By Loyd, Anthony
Contemporary Review , Vol. 262, No. 1526
'SINCE 1991 there have been a number of developments which have added significantly to the commitments that the Army is required to meet at the same time as it is in the process of reorganising ... I am therefore announcing today measures which, together with initiatives already in train, will make available 5,000 additional men and women for the front line units of the field Army,' said The Secretary of State for Defence, Mr. Malcolm Rifkind last month, heralding the government's rethink on the newest and largest defence cuts to affect the British Army since the 1960s.
Though the announcement deflected much of the criticism surrounding the cuts, and pre-emptied some of the sting from the report of the all-party Defence Select Committee released shortly afterwards, many politicians and senior military commanders are left with the fear that the Army remains overstretched by present commitments, and will be unable to deal with any further operational requirements. In the shadow of Douglas Hurd's prophetic speech concerning the world's slide into disorder, and Britain's desire to defend its place on the Security Council, some of their fears may be justified.
The conservative and incestuous nature of the British regimental system is unlikely ever to welcome amalgamations and redundancy notices. Much of the criticism levelled at the Ministry of Defence in the wake of their Options for Change review is the inevitable reaction of time-honoured tradition faced with dissolution.
However beyond the small scale political battles of regiments attempting to preserve their individual identities against the impending wave of amalgamations lurk more important questions that threaten both the morale and efficiency of the Army, and Britain's ability to respond to new international threats.
The disintegration of the Warsaw Pact spelt not only the end of a massive and clearly defined military threat in Europe, but heralded also the need for a new and accurate strategic assessment to be made by NATO allies, both for their role as NATO forces, and as individual military entities with their own national interests at heart. Essential to any such assessment on national or international level is the need to equate military commitments with available resources. In Britain's case, against a backdrop of increasing international instability, with over 2,500 British soldiers already deployed on the ground in Bosnia-Herzegovina, and the highest level of troops in Northern Ireland since 1976, it is this equation which appears threatened.
Prior to Mr. Rifkind's announcement, a reduced manpower level of 116,000 troops (including 12,000 trainees) had been decided upon in 1989 during the formative stages of Options for Change.

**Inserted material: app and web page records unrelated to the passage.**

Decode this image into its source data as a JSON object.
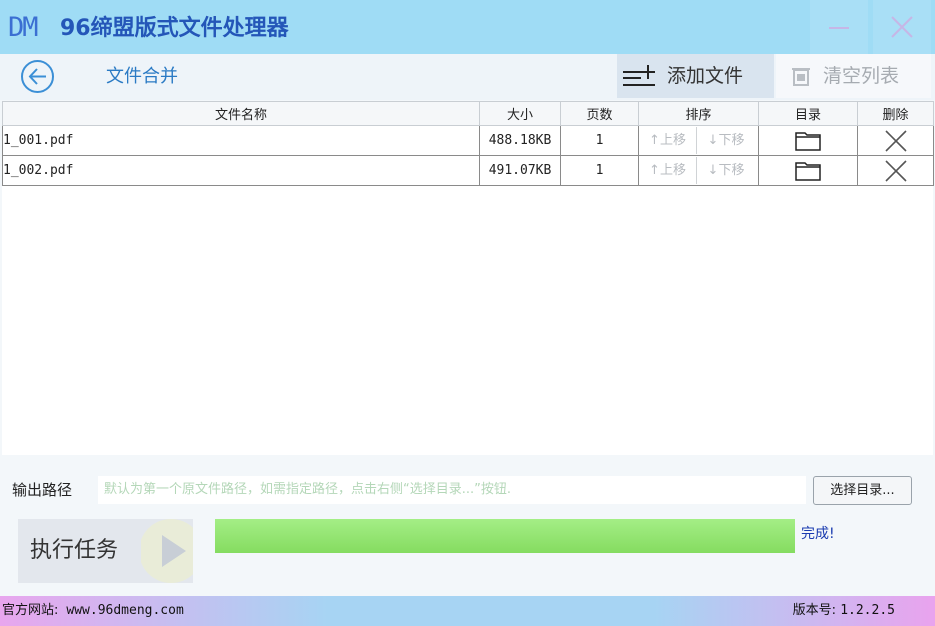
{
  "app": {
    "logo": "DM",
    "title": "96缔盟版式文件处理器",
    "colors": {
      "titlebar": "#9fdcf5",
      "accent": "#2a7ac4",
      "progress": "#8ee26a"
    }
  },
  "toolbar": {
    "section_title": "文件合并",
    "add_file_label": "添加文件",
    "clear_list_label": "清空列表"
  },
  "table": {
    "headers": {
      "name": "文件名称",
      "size": "大小",
      "pages": "页数",
      "sort": "排序",
      "dir": "目录",
      "delete": "删除"
    },
    "rows": [
      {
        "name": "1_001.pdf",
        "size": "488.18KB",
        "pages": "1",
        "up": "↑上移",
        "down": "↓下移"
      },
      {
        "name": "1_002.pdf",
        "size": "491.07KB",
        "pages": "1",
        "up": "↑上移",
        "down": "↓下移"
      }
    ]
  },
  "output": {
    "label": "输出路径",
    "placeholder": "默认为第一个原文件路径，如需指定路径，点击右侧“选择目录...”按钮.",
    "choose_button": "选择目录..."
  },
  "task": {
    "run_label": "执行任务",
    "progress_percent": 100,
    "status": "完成!"
  },
  "footer": {
    "site_label": "官方网站:",
    "site_url": "www.96dmeng.com",
    "version_label": "版本号:",
    "version": "1.2.2.5"
  }
}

It was not until two years later, in July 1991 that Tom King, then Defence Minister, announced the full scope of formulated cuts. 'Our commitment remains clear,' he announced, 'an Army for the 90s and beyond... well able to meet both its commitments at home and abroad, and to provide for our security in the future as it has done so well in the past.'
Central to the reasoning behind the cuts was the degree of warning time afforded by the receding level of Soviet troops behind the former Iron Curtain, whose presence was drastically reduced by the Conventional Forces in Europe (CFE) agreement of June 1991. No longer threatened by the possibility of an enormous armoured thrust over a long frontier with as little as perhaps 48 hours' notice, it was conceivable that the CFE agreement had given NATO troops as much as a two year warning time in which it would take Russian forces to rebuild the necessary volume of men and equipment to pose a significant invasion threat.
This would make it a pointless and unnecessarily expensive exercise for NATO to maintain its own presence at pre-CFE levels. Instead the warning time would allow for a flexible increase of new troop levels should the threat arise. …